"We're using this opportunity to find out what local people think because we have to live in this city together.
"We know it's not going to be an overnight process but as a history commission we're going to take the answers on board, consult other people in the city and put recommendations back to the city on how we feel it can move forward."
The statue, featuring graffiti and damage from when it was pulled down, is unable to stand upright and so is displayed lying on a wooden stand.
"It would have been a very conscious decision to make it go up and it would cost quite a lot of money because it can't stand up by its own, it's actually fallen apart," said Dr Sobers.
"Also, to put it back upright in a way sends a signal that it's trying to reverse the toppling.
"It's been toppled, it's been laid on its back in a warehouse for a year and we want it to be a very transparent display to say this is how it is, this is what we're working with, and we want to ask what happens next."
The statue is also displayed alongside a selection of quotes representing a range of reactions to the statue being toppled.
"This display isn't trying to be from an idealistic position or from an ideological position and celebrating or commiserating, it's trying to be balanced," Dr Sobers added.

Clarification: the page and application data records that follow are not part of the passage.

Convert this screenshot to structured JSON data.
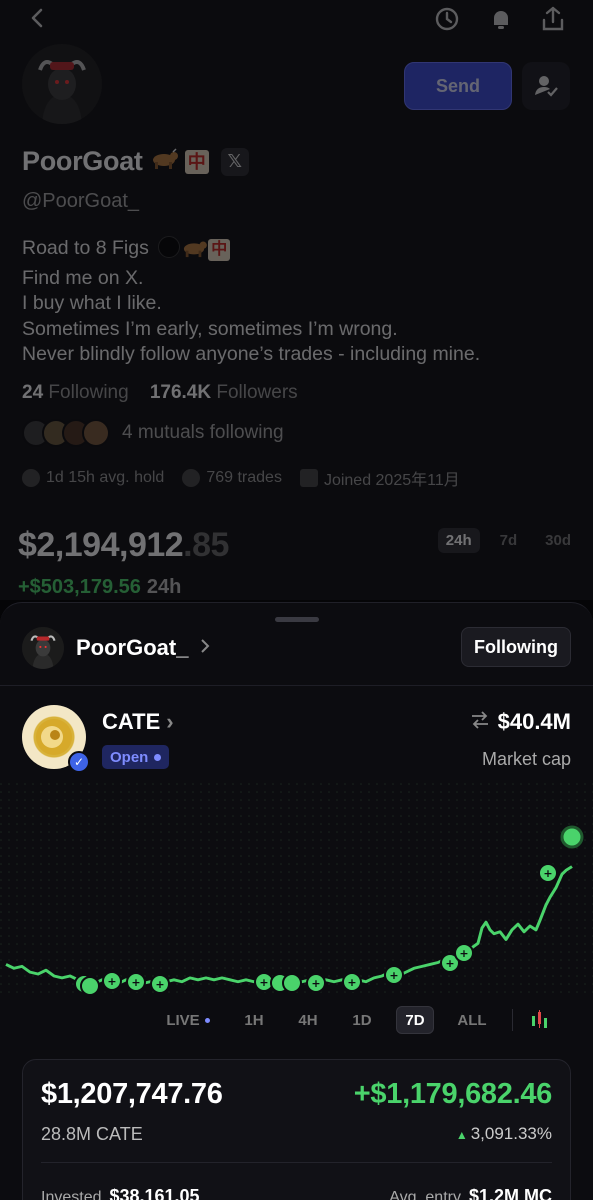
{
  "profile": {
    "display_name": "PoorGoat",
    "name_emoji": "中",
    "x_badge": "𝕏",
    "handle": "@PoorGoat_",
    "send_label": "Send",
    "bio_lines": [
      "Road to 8 Figs",
      "Find me on X.",
      "I buy what I like.",
      "Sometimes I’m early, sometimes I’m wrong.",
      "Never blindly follow anyone’s trades - including mine."
    ],
    "bio_emoji": "中",
    "following_count": "24",
    "following_label": "Following",
    "followers_count": "176.4K",
    "followers_label": "Followers",
    "mutuals_text": "4 mutuals following",
    "avg_hold": "1d 15h avg. hold",
    "trades": "769 trades",
    "joined": "Joined 2025年11月",
    "balance_main": "$2,194,912",
    "balance_cents": ".85",
    "change": "+$503,179.56",
    "change_period": "24h",
    "ranges": [
      "24h",
      "7d",
      "30d"
    ],
    "active_range": "24h"
  },
  "sheet": {
    "trader_name": "PoorGoat_",
    "following_button": "Following",
    "token_name": "CATE",
    "status": "Open",
    "market_cap": "$40.4M",
    "market_cap_label": "Market cap",
    "timeframes": [
      "LIVE",
      "1H",
      "4H",
      "1D",
      "7D",
      "ALL"
    ],
    "active_timeframe": "7D",
    "value": "$1,207,747.76",
    "pnl": "+$1,179,682.46",
    "quantity": "28.8M CATE",
    "pnl_pct": "3,091.33%",
    "invested_label": "Invested",
    "invested": "$38,161.05",
    "avg_entry_label": "Avg. entry",
    "avg_entry": "$1.2M MC"
  },
  "colors": {
    "accent_blue": "#3b4bd8",
    "positive_green": "#4ad36b",
    "open_pill": "#7e8cff"
  },
  "icons": [
    "back-icon",
    "history-icon",
    "bell-plus-icon",
    "share-icon",
    "user-check-icon",
    "verified-icon",
    "swap-icon",
    "candlestick-icon",
    "clock-icon",
    "trades-icon",
    "calendar-icon"
  ]
}
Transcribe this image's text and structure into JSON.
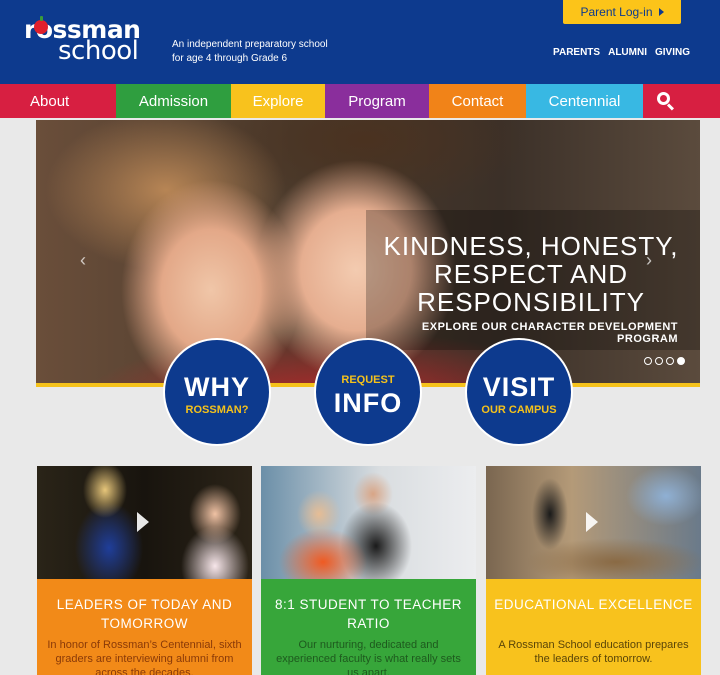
{
  "header": {
    "logo_top": "rossman",
    "logo_bottom": "school",
    "tagline": "An independent preparatory school for age 4 through Grade 6",
    "parent_login": "Parent Log-in",
    "util_links": [
      "PARENTS",
      "ALUMNI",
      "GIVING"
    ]
  },
  "nav": {
    "items": [
      "About",
      "Admission",
      "Explore",
      "Program",
      "Contact",
      "Centennial"
    ],
    "search_icon": "search-icon"
  },
  "hero": {
    "title": "KINDNESS, HONESTY, RESPECT AND RESPONSIBILITY",
    "subtitle": "EXPLORE OUR CHARACTER DEVELOPMENT PROGRAM",
    "prev": "‹",
    "next": "›",
    "slide_count": 4,
    "active_slide": 4
  },
  "circles": {
    "why": {
      "big": "WHY",
      "small": "ROSSMAN?"
    },
    "info": {
      "small": "REQUEST",
      "big": "INFO"
    },
    "visit": {
      "big": "VISIT",
      "small": "OUR CAMPUS"
    }
  },
  "cards": [
    {
      "title": "LEADERS OF TODAY AND TOMORROW",
      "text": "In honor of Rossman’s Centennial, sixth graders are interviewing alumni from across the decades."
    },
    {
      "title": "8:1 STUDENT TO TEACHER RATIO",
      "text": "Our nurturing, dedicated and experienced faculty is what really sets us apart."
    },
    {
      "title": "EDUCATIONAL EXCELLENCE",
      "text": "A Rossman School education prepares the leaders of tomorrow."
    }
  ],
  "colors": {
    "brand_blue": "#0d3a8e",
    "brand_yellow": "#f5c21b",
    "nav_red": "#d71f41",
    "nav_green": "#2f9e3f",
    "nav_yellow": "#f8c21d",
    "nav_purple": "#8a2e9c",
    "nav_orange": "#f18318",
    "nav_cyan": "#38b8e3"
  }
}
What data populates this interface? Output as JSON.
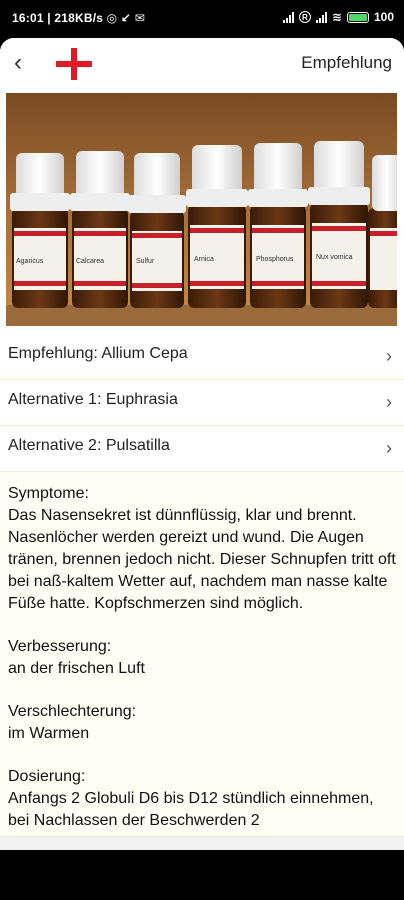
{
  "status_bar": {
    "time": "16:01",
    "network_speed": "218KB/s",
    "battery": "100"
  },
  "app_bar": {
    "back_icon": "chevron-left-icon",
    "logo_icon": "red-cross-icon",
    "title": "Empfehlung",
    "accent_color": "#e01b24"
  },
  "hero": {
    "vial_labels": [
      "Agaricus",
      "Calcarea",
      "Sulfur",
      "Arnica",
      "Phosphorus",
      "Nux vomica",
      ""
    ]
  },
  "remedies": [
    {
      "label": "Empfehlung: Allium Cepa"
    },
    {
      "label": "Alternative 1: Euphrasia"
    },
    {
      "label": "Alternative 2: Pulsatilla"
    }
  ],
  "description": {
    "symptoms_heading": "Symptome:",
    "symptoms_text": "Das Nasensekret ist dünnflüssig, klar und brennt. Nasenlöcher werden gereizt und wund. Die Augen tränen, brennen jedoch nicht. Dieser Schnupfen tritt oft bei naß-kaltem Wetter auf, nachdem man nasse kalte Füße hatte. Kopfschmerzen sind möglich.",
    "improvement_heading": "Verbesserung:",
    "improvement_text": "an der frischen Luft",
    "worsening_heading": "Verschlechterung:",
    "worsening_text": "im Warmen",
    "dosage_heading": "Dosierung:",
    "dosage_text": "Anfangs 2 Globuli D6 bis D12 stündlich einnehmen, bei Nachlassen der Beschwerden 2"
  },
  "nav_bar": {
    "items": [
      "recent-apps-icon",
      "home-icon",
      "back-triangle-icon"
    ]
  }
}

There are many options for where the statue goes next, including removing it entirely from public view, creating a museum or exhibition about the transatlantic slave trade, or restoring the statue to its plinth.
The statue was erected in the city in 1895 in commemoration of the merchant, who had close ties with the city and was deputy governor of the Royal African Company, which transported around 100,000 enslaved Africans to plantations in the West Indies and America.
It was the centre of growing controversy for many years, before the murder of George Floyd prompted Black Lives Matter protests across the world that would eventually lead to the toppling of the statue.
Almost exactly a year ago it was thrown in the water at Pero's Bridge, which is named in honour of enslaved man Pero Jones who lived and died in the city.
Days later the statue was recovered by Bristol City Council and put into storage.
The council also recovered over 500 placards that protestors laid around the statue’s empty plinth.
Ray Barnett, head of collections and archives at Bristol City Council's culture team, said recovery of both statues and placards required painstaking preservation work.
"Most of the placards were just pieces of cardboard and they'd been left out on the site and it had rained so our first task was to stop them falling apart and turning into mush," Mr Barnett said.
"We had them all out in our studios to gradually dry out and they were lay down so they wouldn't lose their shape and become contorted."
He said that statue itself was “robust” but that some damage had occurred, with particular care taken with the outer wax layer that coated the statue.
"We had to be very careful as it dried out that the wax layer didn't dry and fall off, taking the paint with it, because we felt it was our duty to say this is the situation after the protest, this is what the statue looks like,” he said.
Mr Barnett described the display as "work in progress" but said it was important to quickly provide context to what happened, including the controversy that had surrounded the statue for decades.
People are being encouraged to come forward and give their views about the future of the statue.
“The anti-racist movement isn't about statues,” said Dr Sobers.
“It's trying to eradicate racism from society and bring equality where there's racial disparity which cuts across economic divides.
"But statues are a symbol of how seriously our cities in Britain are actually taking these issues."
The display is the first part of the consultation, with a survey also launched for people to provide their views on the future of the statue and of how Bristol's history is told.
The Colston statue: What next? opens at M Shed on Friday.